▶ _Work order_
Among the entries that follow, find every line with the word "header" and list it.

[Records excerpted from a collection]
------------------------------------

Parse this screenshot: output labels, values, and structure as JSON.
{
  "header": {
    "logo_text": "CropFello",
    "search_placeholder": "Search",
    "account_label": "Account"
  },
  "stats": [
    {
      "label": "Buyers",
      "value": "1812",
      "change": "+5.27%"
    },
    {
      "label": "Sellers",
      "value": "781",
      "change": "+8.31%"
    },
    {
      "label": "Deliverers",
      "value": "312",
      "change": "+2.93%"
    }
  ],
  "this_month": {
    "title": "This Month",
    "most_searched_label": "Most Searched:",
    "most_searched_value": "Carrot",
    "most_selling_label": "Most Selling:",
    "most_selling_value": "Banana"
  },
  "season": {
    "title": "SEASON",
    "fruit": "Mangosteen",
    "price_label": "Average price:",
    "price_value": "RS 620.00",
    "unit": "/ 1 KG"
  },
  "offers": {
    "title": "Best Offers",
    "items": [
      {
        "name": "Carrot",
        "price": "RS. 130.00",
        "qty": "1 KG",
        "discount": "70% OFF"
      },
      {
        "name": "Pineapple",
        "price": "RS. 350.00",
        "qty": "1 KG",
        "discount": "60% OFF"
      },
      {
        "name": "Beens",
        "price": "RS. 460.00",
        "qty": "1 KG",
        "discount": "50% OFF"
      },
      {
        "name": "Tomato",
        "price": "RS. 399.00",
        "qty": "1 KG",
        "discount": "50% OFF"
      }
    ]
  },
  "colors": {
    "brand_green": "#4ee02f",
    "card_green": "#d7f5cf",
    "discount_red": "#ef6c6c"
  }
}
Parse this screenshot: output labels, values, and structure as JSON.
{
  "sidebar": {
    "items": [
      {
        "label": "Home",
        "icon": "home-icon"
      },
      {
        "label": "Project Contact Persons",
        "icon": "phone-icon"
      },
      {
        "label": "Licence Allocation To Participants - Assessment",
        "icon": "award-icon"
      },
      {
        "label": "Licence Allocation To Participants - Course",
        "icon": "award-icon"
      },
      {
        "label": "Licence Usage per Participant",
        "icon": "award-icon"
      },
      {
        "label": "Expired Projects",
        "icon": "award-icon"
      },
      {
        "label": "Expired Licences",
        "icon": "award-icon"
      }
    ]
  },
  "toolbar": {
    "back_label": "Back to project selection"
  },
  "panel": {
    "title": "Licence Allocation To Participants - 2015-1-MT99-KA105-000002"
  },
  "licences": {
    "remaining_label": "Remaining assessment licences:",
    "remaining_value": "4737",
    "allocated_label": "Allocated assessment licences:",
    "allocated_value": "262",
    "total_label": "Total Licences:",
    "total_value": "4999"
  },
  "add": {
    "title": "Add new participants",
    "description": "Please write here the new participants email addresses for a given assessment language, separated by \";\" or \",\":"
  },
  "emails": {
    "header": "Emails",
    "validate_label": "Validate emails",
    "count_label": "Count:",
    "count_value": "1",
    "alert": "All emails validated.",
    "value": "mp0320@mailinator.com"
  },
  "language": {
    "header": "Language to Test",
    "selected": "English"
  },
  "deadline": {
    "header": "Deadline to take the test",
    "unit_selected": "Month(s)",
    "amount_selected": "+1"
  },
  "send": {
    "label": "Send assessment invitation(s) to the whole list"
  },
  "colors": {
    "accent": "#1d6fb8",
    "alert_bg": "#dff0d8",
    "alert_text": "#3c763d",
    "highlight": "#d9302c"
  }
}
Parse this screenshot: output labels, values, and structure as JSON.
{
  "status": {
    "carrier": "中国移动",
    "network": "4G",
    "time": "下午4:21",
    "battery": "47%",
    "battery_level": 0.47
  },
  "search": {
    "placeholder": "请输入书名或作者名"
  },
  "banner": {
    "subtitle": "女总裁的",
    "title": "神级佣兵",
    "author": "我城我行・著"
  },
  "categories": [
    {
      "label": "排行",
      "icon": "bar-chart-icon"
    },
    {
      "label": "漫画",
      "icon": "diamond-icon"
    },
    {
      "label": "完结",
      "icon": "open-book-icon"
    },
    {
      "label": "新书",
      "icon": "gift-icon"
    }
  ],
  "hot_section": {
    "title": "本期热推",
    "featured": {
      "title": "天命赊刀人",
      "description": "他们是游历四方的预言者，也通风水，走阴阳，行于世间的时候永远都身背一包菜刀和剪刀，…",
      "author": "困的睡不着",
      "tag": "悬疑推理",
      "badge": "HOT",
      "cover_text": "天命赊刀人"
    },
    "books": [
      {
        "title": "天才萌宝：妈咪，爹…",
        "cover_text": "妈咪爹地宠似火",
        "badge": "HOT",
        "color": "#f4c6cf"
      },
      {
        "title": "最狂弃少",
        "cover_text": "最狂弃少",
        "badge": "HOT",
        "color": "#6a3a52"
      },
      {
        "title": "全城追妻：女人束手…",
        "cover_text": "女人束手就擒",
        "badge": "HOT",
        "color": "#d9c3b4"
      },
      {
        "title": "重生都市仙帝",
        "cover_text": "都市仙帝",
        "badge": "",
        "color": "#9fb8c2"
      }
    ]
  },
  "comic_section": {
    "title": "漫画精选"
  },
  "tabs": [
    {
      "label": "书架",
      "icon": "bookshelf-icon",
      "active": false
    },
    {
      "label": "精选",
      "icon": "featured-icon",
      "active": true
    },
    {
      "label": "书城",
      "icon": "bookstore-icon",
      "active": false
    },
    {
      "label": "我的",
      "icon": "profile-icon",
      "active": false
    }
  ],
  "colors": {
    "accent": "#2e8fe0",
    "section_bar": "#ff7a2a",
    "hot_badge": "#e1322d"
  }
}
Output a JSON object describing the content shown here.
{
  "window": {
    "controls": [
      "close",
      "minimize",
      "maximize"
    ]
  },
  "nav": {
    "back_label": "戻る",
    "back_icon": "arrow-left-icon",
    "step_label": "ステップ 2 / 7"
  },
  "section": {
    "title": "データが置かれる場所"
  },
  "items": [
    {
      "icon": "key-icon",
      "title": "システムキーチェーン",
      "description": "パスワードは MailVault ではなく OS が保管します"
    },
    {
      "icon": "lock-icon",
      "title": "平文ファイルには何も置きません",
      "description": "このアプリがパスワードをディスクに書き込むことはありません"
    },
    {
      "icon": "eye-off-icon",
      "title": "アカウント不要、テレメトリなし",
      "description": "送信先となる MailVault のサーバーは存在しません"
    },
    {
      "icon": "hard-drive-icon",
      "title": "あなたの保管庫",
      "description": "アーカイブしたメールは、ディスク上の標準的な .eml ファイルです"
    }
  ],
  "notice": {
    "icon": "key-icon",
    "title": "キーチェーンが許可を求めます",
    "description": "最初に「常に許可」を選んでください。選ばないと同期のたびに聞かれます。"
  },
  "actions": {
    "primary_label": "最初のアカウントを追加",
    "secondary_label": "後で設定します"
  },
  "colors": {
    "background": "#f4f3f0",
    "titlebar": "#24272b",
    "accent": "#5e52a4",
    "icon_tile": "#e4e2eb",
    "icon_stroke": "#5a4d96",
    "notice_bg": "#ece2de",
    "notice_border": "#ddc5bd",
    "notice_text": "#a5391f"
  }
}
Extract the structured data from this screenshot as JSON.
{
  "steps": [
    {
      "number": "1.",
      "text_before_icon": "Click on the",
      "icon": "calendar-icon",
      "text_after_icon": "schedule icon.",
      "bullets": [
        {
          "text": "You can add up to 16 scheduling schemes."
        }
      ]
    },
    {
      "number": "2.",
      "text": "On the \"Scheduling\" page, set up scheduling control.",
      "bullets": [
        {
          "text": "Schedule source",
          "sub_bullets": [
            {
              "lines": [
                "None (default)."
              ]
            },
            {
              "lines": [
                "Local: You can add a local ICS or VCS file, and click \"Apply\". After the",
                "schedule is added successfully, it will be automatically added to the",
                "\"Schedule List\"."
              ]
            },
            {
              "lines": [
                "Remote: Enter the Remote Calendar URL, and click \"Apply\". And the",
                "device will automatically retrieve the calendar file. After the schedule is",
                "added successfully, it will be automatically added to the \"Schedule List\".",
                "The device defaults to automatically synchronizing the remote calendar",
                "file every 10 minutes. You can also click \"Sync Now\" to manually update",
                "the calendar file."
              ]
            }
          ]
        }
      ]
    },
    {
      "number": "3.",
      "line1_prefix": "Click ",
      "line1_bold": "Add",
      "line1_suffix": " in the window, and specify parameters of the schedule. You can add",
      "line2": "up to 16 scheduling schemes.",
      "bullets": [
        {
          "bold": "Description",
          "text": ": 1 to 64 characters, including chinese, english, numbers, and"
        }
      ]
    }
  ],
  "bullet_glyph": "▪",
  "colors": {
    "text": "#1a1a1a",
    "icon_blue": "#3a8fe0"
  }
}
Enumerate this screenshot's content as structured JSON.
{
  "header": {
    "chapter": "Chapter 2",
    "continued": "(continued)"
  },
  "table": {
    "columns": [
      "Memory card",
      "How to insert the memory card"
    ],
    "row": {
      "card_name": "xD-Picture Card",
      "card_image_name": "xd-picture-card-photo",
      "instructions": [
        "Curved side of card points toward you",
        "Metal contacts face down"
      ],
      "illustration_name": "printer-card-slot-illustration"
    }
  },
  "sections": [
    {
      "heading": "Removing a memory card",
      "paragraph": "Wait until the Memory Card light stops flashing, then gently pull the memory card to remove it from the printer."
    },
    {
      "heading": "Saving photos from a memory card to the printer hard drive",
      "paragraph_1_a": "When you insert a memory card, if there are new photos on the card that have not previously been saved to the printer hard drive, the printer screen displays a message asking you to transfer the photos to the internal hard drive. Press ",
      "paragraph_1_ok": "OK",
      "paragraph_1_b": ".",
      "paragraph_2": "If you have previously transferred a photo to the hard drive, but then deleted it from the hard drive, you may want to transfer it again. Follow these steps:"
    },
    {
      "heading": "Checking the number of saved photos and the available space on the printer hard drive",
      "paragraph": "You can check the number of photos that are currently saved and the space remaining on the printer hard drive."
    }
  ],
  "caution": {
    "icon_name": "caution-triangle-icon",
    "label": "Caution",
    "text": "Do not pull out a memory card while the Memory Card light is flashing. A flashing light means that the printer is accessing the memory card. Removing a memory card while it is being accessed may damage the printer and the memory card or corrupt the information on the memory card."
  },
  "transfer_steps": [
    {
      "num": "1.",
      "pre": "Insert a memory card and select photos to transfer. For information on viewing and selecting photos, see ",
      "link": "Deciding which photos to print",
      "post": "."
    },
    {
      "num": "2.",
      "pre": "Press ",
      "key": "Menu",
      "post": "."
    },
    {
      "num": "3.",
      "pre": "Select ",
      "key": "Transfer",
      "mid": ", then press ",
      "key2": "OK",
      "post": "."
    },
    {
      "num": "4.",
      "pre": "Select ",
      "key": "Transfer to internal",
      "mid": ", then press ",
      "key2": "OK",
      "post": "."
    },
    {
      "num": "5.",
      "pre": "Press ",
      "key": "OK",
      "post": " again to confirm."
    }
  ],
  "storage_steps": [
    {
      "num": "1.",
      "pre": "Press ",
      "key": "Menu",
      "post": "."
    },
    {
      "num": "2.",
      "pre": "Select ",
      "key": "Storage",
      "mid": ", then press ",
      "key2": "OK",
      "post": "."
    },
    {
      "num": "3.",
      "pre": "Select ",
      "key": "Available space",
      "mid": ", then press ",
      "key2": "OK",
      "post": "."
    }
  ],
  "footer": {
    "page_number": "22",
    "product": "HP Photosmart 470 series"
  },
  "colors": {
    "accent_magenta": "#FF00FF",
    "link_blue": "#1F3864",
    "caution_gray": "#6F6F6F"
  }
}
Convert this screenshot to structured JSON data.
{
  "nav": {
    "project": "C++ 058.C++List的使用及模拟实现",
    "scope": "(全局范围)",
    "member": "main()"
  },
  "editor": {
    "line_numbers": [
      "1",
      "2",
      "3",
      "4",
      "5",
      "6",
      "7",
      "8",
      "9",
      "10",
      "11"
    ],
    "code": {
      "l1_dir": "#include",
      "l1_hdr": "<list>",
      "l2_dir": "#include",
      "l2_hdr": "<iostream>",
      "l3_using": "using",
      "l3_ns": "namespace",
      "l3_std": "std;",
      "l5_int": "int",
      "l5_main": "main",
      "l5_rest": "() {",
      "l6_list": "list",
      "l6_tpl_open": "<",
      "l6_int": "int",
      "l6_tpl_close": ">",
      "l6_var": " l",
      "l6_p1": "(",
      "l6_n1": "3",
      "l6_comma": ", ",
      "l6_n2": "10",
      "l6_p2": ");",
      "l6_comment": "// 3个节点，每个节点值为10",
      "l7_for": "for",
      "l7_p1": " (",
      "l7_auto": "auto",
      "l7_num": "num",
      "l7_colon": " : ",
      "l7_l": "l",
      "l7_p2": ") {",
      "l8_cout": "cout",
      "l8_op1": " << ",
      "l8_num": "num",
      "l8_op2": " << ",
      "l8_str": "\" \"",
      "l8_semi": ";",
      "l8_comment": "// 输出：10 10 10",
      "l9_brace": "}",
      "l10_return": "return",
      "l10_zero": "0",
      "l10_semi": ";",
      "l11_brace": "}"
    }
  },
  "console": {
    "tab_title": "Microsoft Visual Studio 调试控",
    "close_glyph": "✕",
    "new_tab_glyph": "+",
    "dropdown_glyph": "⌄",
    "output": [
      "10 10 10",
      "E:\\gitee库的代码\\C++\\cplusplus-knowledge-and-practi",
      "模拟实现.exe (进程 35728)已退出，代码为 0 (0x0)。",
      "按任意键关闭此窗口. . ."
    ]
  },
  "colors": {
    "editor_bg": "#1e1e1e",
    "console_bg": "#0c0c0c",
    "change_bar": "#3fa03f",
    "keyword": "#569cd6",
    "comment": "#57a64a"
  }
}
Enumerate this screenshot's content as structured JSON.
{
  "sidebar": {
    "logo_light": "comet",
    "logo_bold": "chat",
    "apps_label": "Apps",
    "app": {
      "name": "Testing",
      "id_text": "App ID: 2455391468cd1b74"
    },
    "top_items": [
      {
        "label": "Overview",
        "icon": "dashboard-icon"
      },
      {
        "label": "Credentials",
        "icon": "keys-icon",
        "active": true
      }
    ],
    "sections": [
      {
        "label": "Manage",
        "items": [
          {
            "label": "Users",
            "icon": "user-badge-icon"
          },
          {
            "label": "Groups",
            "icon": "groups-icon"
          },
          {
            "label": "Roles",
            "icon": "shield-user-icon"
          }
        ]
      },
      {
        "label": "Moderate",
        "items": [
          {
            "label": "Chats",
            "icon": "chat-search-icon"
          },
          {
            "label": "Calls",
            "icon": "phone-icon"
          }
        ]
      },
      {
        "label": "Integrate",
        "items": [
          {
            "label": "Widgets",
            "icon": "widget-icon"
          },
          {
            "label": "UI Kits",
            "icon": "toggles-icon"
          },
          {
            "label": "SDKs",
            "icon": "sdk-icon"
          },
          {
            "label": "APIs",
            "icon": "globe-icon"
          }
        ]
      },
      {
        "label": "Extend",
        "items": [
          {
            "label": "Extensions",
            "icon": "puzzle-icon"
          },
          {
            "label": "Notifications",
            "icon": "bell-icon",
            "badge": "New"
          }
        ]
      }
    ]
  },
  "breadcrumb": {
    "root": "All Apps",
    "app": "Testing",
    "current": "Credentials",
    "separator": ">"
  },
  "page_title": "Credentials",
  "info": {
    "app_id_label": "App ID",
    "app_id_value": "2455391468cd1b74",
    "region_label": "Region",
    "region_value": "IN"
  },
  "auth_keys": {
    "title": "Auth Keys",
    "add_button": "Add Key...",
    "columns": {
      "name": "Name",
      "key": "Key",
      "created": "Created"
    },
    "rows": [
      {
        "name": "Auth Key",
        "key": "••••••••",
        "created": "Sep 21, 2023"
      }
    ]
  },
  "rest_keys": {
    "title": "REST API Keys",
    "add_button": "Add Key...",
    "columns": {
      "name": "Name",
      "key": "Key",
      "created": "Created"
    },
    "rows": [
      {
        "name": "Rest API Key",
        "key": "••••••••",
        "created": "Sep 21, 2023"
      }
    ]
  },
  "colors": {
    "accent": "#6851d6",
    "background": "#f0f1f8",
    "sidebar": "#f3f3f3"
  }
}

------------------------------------

▶ _Response_
  "header": {
    "header": "Emails",
    "header": "Language to Test",
    "header": "Deadline to take the test",
  "header": {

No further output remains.